Theresa continued to advocate for Edmund when we learned a couple years ago that he was having trouble hearing the teachers at school. She wrote a grant to obtain a personal audio system from Anna’s Celebration of Life. While we were waiting for the grant to go through, she arranged for us to borrow a personal audio device from INDATA, the “lending library” of assistive technology at Easterseals Crossroads.
Edmund is now a sophomore at Purdue Polytechnic High School. He’s so excited to attend his fourth year at Easterseals Crossroads Camp ROCKS, a week-long summer camp for teens with autism at Bradford Woods. He still talks about climbing the fire tower all the way to the top last year! We are so thankful, because without Easterseals (and the financial assistance they offer to those who qualify), Edmund might not have been able to have a traditional camp experience like this.
Edmund recently had, as he put it, “a once in a lifetime experience.” For the past few years, we’ve listened to B105.7 on the radio every morning on the way to school. Edmund has grown to love radio personality Sean Copeland and his weekly features, including the “Old Man Rant” on Mondays, “Tuesday Tidbits,” and the “Friday Song.” He won’t listen to any other station, and if Sean is on vacation, Edmund is disappointed and counts the days until Sean returns.
One day in January 2023, after I’d dropped everyone off at school, I heard Sean’s “Friday Song.” He invited listeners to call or text the station and share something they were celebrating. Something “nudged” me to call. Of course, I didn’t get through. So I texted and told them how Edmund was a devoted listener every morning. About an hour later, to my surprise, I received a text back from Sean himself, who invited us to come for a tour of the station. On February 24, we met Sean in the lobby of the Emmis Communications building, and he took us upstairs to the studio where he had pre-recorded the last 30 minutes of his show so that he could spend time with us. When Edmund saw the three large computer screens and the huge control panel, he said, “It looks like you’re flying a plane!” The view from the studio over Monument Circle was stunning, and Edmund and Sean took a moment to enjoy it together. I was so impressed, not only with how incredibly kind Sean is, but also with how responsive the station is to people of different abilities. At one point Sean showed us a clear plastic panel that is placed over the computer screen in the studio. It has braille on it which lines up with the icons on the screen; this allows radio personality Bernie Eagan, who is blind, to run the studio when he’s on the air on the weekends.
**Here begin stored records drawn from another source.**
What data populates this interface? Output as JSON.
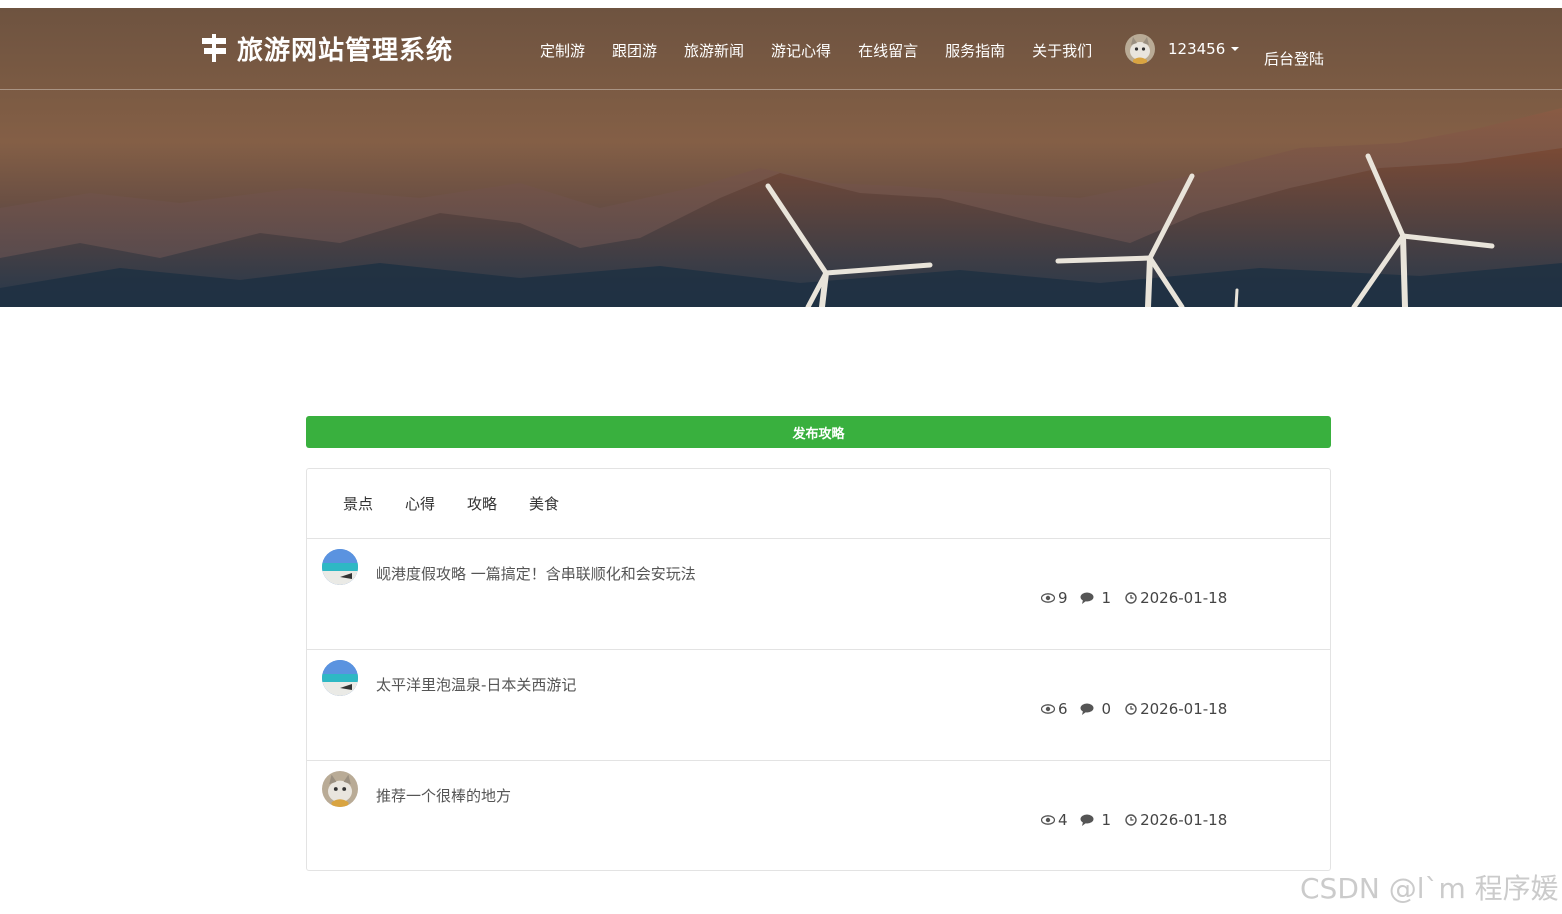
{
  "header": {
    "brand_title": "旅游网站管理系统",
    "nav_items": [
      {
        "label": "定制游"
      },
      {
        "label": "跟团游"
      },
      {
        "label": "旅游新闻"
      },
      {
        "label": "游记心得"
      },
      {
        "label": "在线留言"
      },
      {
        "label": "服务指南"
      },
      {
        "label": "关于我们"
      }
    ],
    "user": {
      "name": "123456",
      "avatar": "cat-avatar"
    },
    "admin_login": "后台登陆"
  },
  "publish_button": "发布攻略",
  "tabs": [
    {
      "label": "景点"
    },
    {
      "label": "心得"
    },
    {
      "label": "攻略"
    },
    {
      "label": "美食"
    }
  ],
  "posts": [
    {
      "title": "岘港度假攻略 一篇搞定！含串联顺化和会安玩法",
      "views": "9",
      "comments": "1",
      "date": "2026-01-18",
      "avatar": "beach-avatar"
    },
    {
      "title": "太平洋里泡温泉-日本关西游记",
      "views": "6",
      "comments": "0",
      "date": "2026-01-18",
      "avatar": "beach-avatar"
    },
    {
      "title": "推荐一个很棒的地方",
      "views": "4",
      "comments": "1",
      "date": "2026-01-18",
      "avatar": "cat-avatar"
    }
  ],
  "watermark": "CSDN @l`m 程序媛",
  "colors": {
    "accent_green": "#39b03e",
    "header_brown": "#7a5a43"
  }
}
Easterseals has been such a big part of our lives for so long, I can’t remember what it was like without them. With each new discovery of what makes Edmund the amazing person he is, Easterseals Crossroads has been a partner, there to answer our questions, offer support and celebrate his successes.